It is quite likely that traditional crafting will never go away. What I expect to see is the blending of traditional activities enhanced in some way by digital technology. Arduino projects are just one of the first larger scale examples of this. While some people don’t recognize the validity of digital crafting, its positive impacts are very real for the crafter. Digital crafts provide an enhancement to many people’s creative outlets of expression and are growing in popularity. One can only wonder what balance crafts and technology will strike as we look into the future.
Adams, J. (2014, August 10). Even in the digital world, manners are important. Retrieved July 21, 2015, from http://www.shreveporttimes.com/story/opinion/guest-columnists/2014/08/09/even-digital-world-manners-important/13824917/
Buechley, L. (2012, November 15). Leah Buechley: How to “sketch” with electronics. Retrieved July 15, 2015, from https://www.youtube.com/watch?v=vTBp0Z5GPeI
Dean, J. (2014, April 28). The Positive Effect of Creative Hobbies on Performance at Work – PsyBlog. Retrieved July 21, 2015.
Einarson, E. (2013, January 2). Go Bionic With These Wearable Arduino Projects. Retrieved July 16, 2015, from http://www.wired.com/2013/01/wearable-arduinos/
Mellis, D. (2014, February 4). Arduino Blog » Blog Archive » Sew electric with Leah Buechley – Interview. Retrieved July 16, 2015, from https://blog.arduino.cc/2014/02/04/sew-electric-with-leah-buechley-interview/

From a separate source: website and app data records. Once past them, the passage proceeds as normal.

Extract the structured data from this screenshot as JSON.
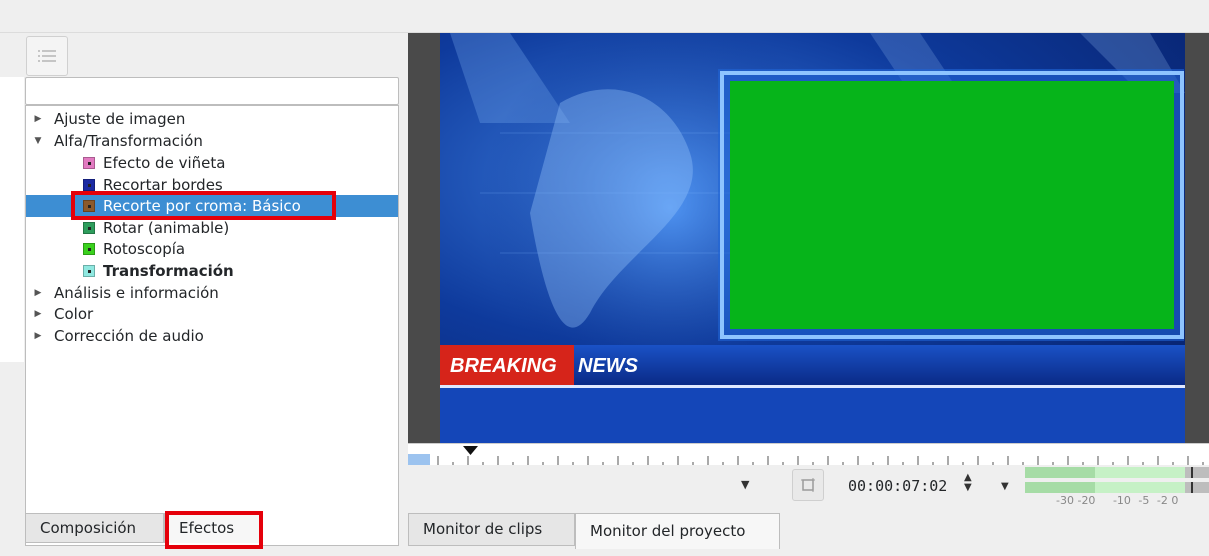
{
  "effects_panel": {
    "search_placeholder": "",
    "tree": [
      {
        "label": "Ajuste de imagen",
        "expanded": false
      },
      {
        "label": "Alfa/Transformación",
        "expanded": true,
        "children": [
          {
            "label": "Efecto de viñeta",
            "color": "#e27ac1"
          },
          {
            "label": "Recortar bordes",
            "color": "#1b2aa3"
          },
          {
            "label": "Recorte por croma: Básico",
            "color": "#8b5a2b",
            "selected": true
          },
          {
            "label": "Rotar (animable)",
            "color": "#2e9d5c"
          },
          {
            "label": "Rotoscopía",
            "color": "#3ad11e"
          },
          {
            "label": "Transformación",
            "color": "#8fe8e0",
            "bold": true
          }
        ]
      },
      {
        "label": "Análisis e información",
        "expanded": false
      },
      {
        "label": "Color",
        "expanded": false
      },
      {
        "label": "Corrección de audio",
        "expanded": false
      }
    ],
    "tabs": [
      "Composición",
      "Efectos"
    ]
  },
  "monitor": {
    "breaking": "BREAKING",
    "news": "NEWS",
    "timecode": "00:00:07:02",
    "meter_scale": [
      "-30",
      "-20",
      "-10",
      "-5",
      "-2",
      "0"
    ],
    "tabs": [
      "Monitor de clips",
      "Monitor del proyecto"
    ]
  }
}
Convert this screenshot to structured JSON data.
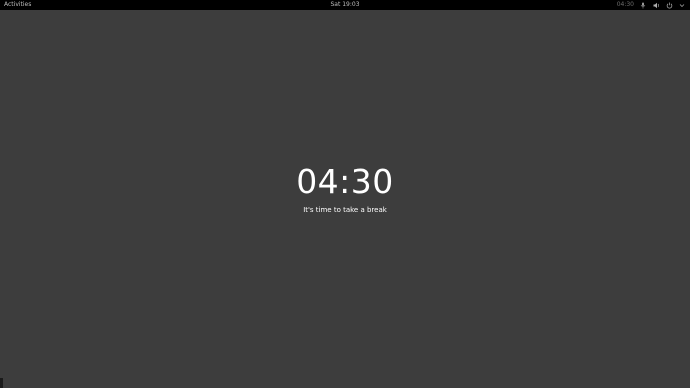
{
  "topbar": {
    "activities_label": "Activities",
    "clock_label": "Sat 19:03",
    "status": {
      "timer_label": "04:30",
      "icons": [
        "microphone-icon",
        "volume-icon",
        "power-icon",
        "chevron-down-icon"
      ]
    }
  },
  "break_screen": {
    "countdown": "04:30",
    "message": "It's time to take a break"
  },
  "colors": {
    "background": "#3d3d3d",
    "topbar": "#000000",
    "text": "#ffffff"
  }
}
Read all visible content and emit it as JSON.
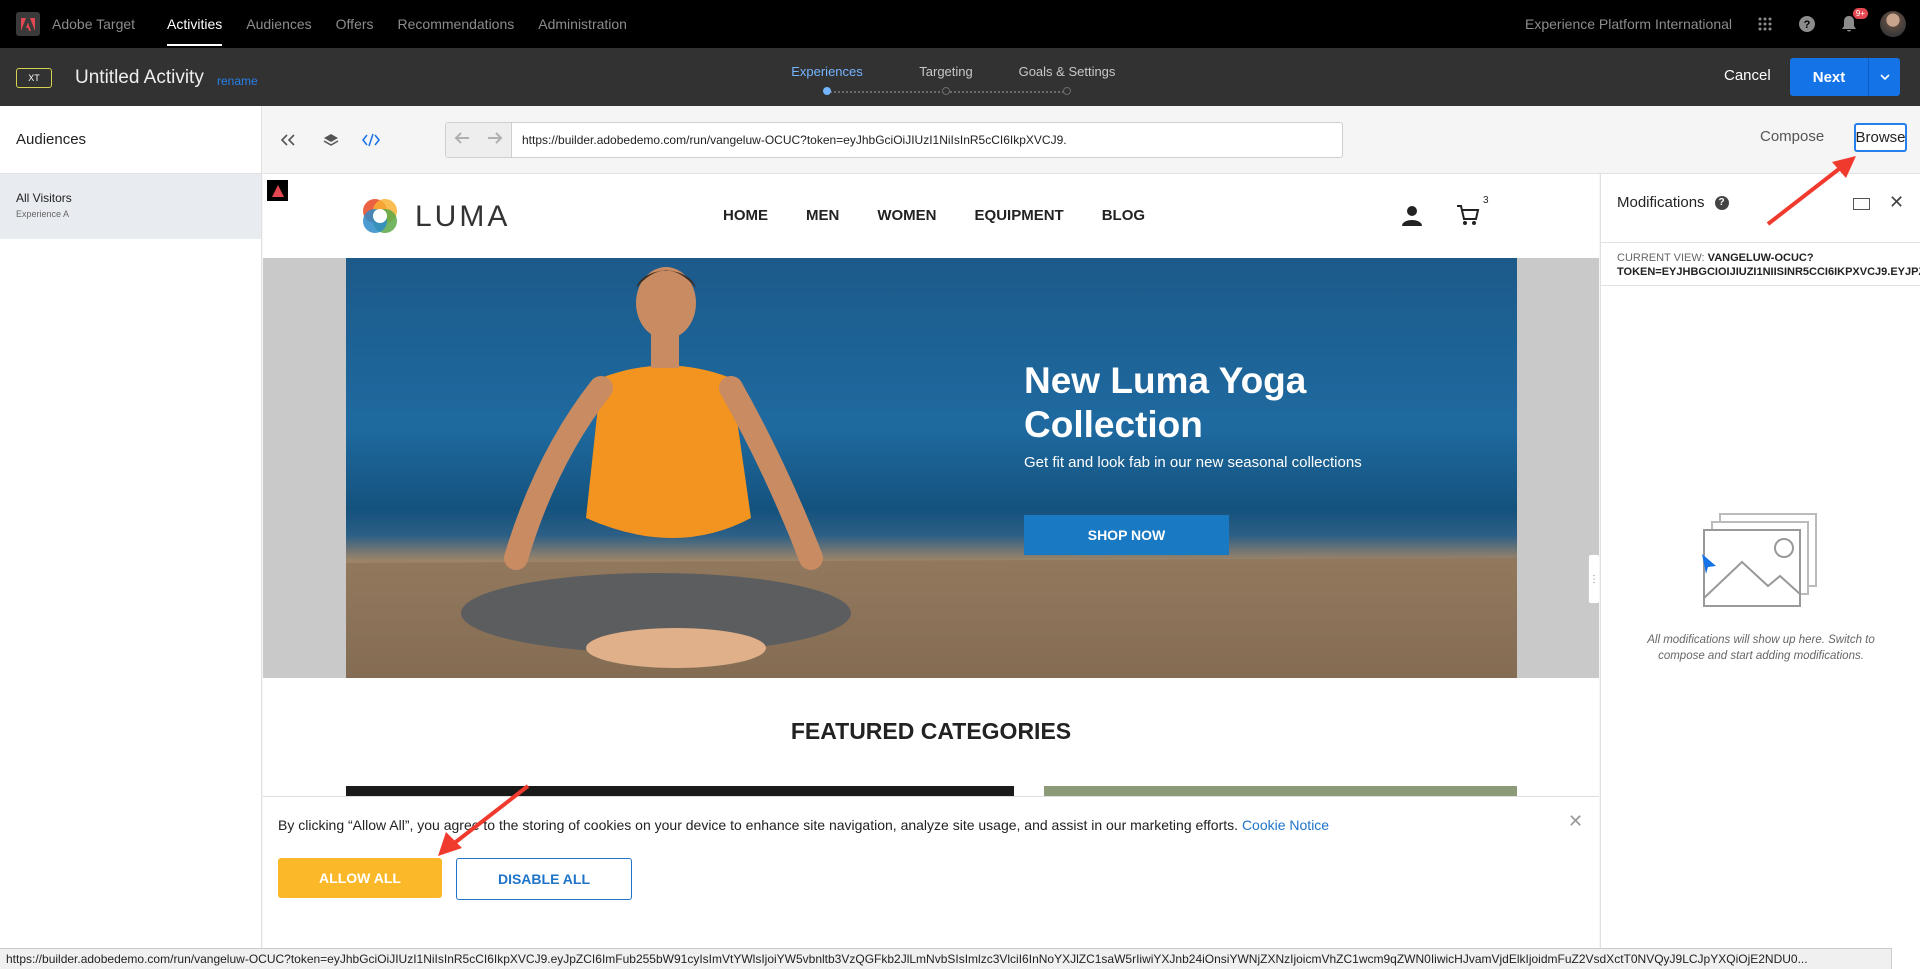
{
  "topnav": {
    "app_name": "Adobe Target",
    "items": [
      {
        "label": "Activities",
        "active": true
      },
      {
        "label": "Audiences",
        "active": false
      },
      {
        "label": "Offers",
        "active": false
      },
      {
        "label": "Recommendations",
        "active": false
      },
      {
        "label": "Administration",
        "active": false
      }
    ],
    "org": "Experience Platform International",
    "notification_badge": "9+"
  },
  "activity": {
    "type_badge": "XT",
    "title": "Untitled Activity",
    "rename_label": "rename",
    "steps": [
      {
        "label": "Experiences",
        "active": true
      },
      {
        "label": "Targeting",
        "active": false
      },
      {
        "label": "Goals & Settings",
        "active": false
      }
    ],
    "cancel_label": "Cancel",
    "next_label": "Next"
  },
  "left_rail": {
    "header": "Audiences",
    "items": [
      {
        "name": "All Visitors",
        "experience": "Experience A"
      }
    ]
  },
  "toolbar": {
    "url": "https://builder.adobedemo.com/run/vangeluw-OCUC?token=eyJhbGciOiJIUzI1NiIsInR5cCI6IkpXVCJ9.eyJp",
    "compose_label": "Compose",
    "browse_label": "Browse"
  },
  "luma": {
    "brand": "LUMA",
    "menu": [
      "HOME",
      "MEN",
      "WOMEN",
      "EQUIPMENT",
      "BLOG"
    ],
    "cart_count": "3",
    "hero_title": "New Luma Yoga Collection",
    "hero_subtitle": "Get fit and look fab in our new seasonal collections",
    "hero_cta": "SHOP NOW",
    "featured_heading": "FEATURED CATEGORIES"
  },
  "cookie": {
    "text": "By clicking “Allow All”, you agree to the storing of cookies on your device to enhance site navigation, analyze site usage, and assist in our marketing efforts.",
    "link": "Cookie Notice",
    "allow_label": "ALLOW ALL",
    "disable_label": "DISABLE ALL"
  },
  "modifications": {
    "title": "Modifications",
    "current_view_label": "CURRENT VIEW:",
    "current_view_line1": "VANGELUW-OCUC?",
    "current_view_line2": "TOKEN=EYJHBGCIOIJIUZI1NIISINR5CCI6IKPXVCJ9.EYJPZ",
    "empty_text": "All modifications will show up here. Switch to compose and start adding modifications."
  },
  "statusbar": {
    "url": "https://builder.adobedemo.com/run/vangeluw-OCUC?token=eyJhbGciOiJIUzI1NiIsInR5cCI6IkpXVCJ9.eyJpZCI6ImFub255bW91cyIsImVtYWlsIjoiYW5vbnltb3VzQGFkb2JlLmNvbSIsImlzc3VlciI6InNoYXJlZC1saW5rIiwiYXJnb24iOnsiYWNjZXNzIjoicmVhZC1wcm9qZWN0IiwicHJvamVjdElkIjoidmFuZ2VsdXctT0NVQyJ9LCJpYXQiOjE2NDU0..."
  },
  "colors": {
    "accent_blue": "#1473e6",
    "allow_yellow": "#fbb929",
    "annotation_red": "#f03a2e"
  }
}
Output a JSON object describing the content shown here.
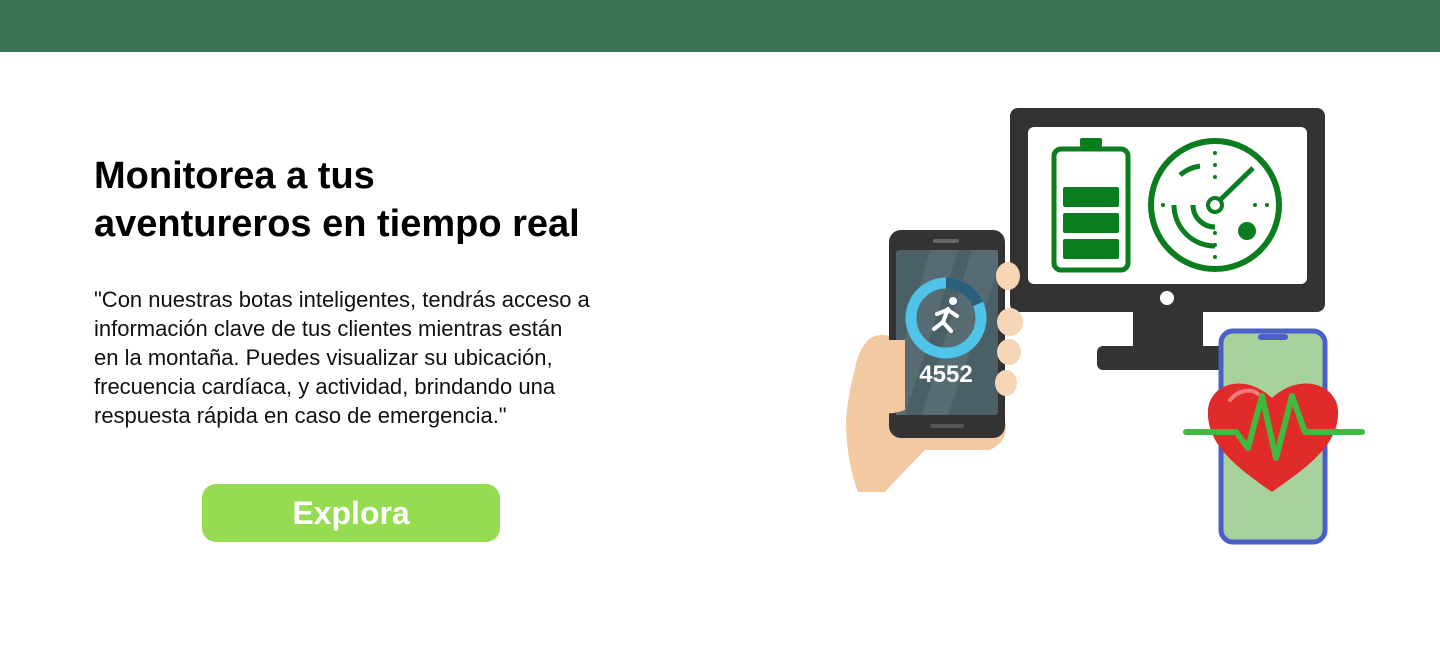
{
  "hero": {
    "title_lines": [
      "Monitorea a tus",
      "aventureros en tiempo real"
    ],
    "description_lines": [
      "\"Con nuestras botas inteligentes, tendrás acceso a",
      "información clave de tus clientes mientras están",
      "en la montaña. Puedes visualizar su ubicación,",
      "frecuencia cardíaca, y actividad, brindando una",
      "respuesta rápida en caso de emergencia.\""
    ],
    "cta_label": "Explora"
  },
  "illustration": {
    "step_count": "4552",
    "icons": [
      "battery-icon",
      "radar-icon",
      "running-person-icon",
      "heart-rate-icon"
    ]
  },
  "colors": {
    "topbar": "#3a7355",
    "cta": "#96dc50",
    "accent_green": "#0a7d1f",
    "heart_red": "#e12a2a",
    "phone_blue": "#4a5fc9"
  }
}
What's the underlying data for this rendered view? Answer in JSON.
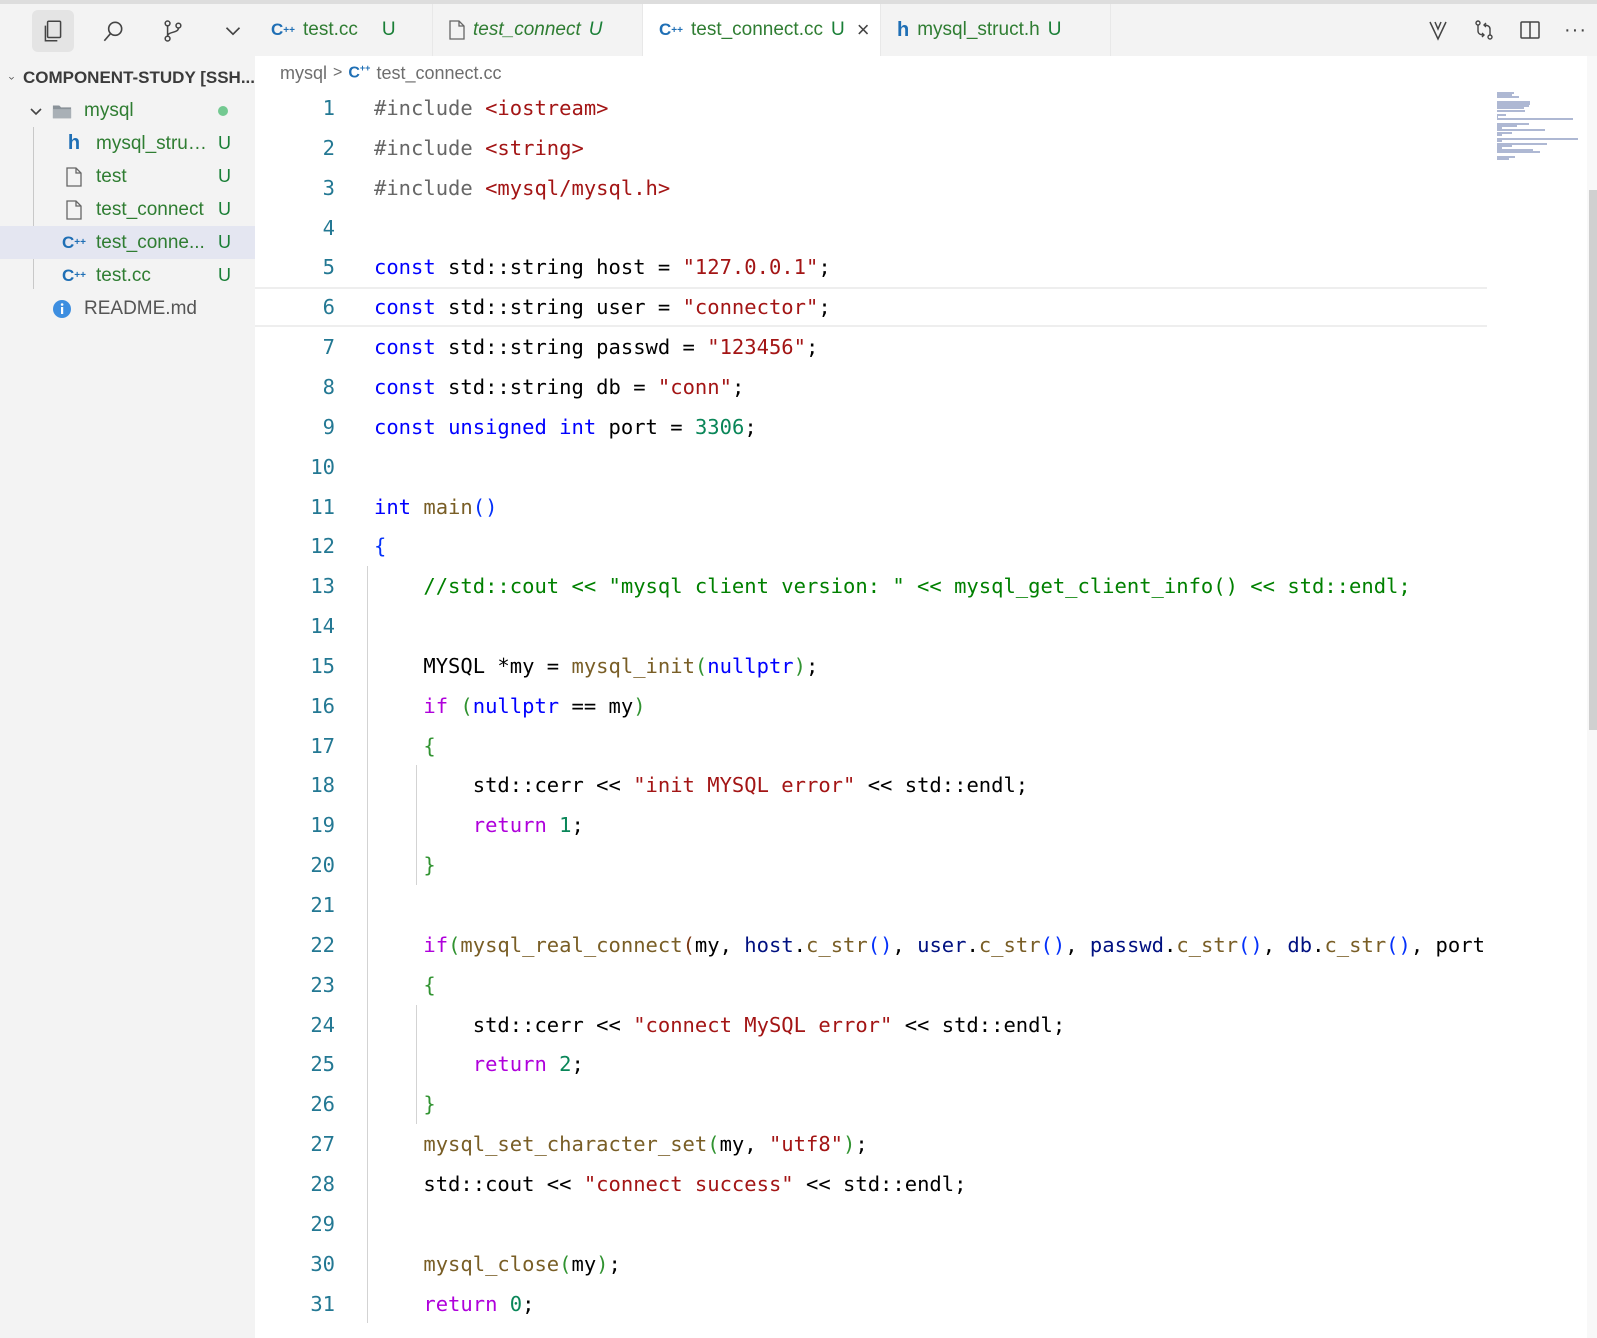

Naumann, J. (n.d.). Digital Scrapbooking vs. Traditional Scrapbooking. Retrieved July 16, 2015, from http://freecraftfair.com/digital-scrapbooking-vs-traditional-scrapbooking/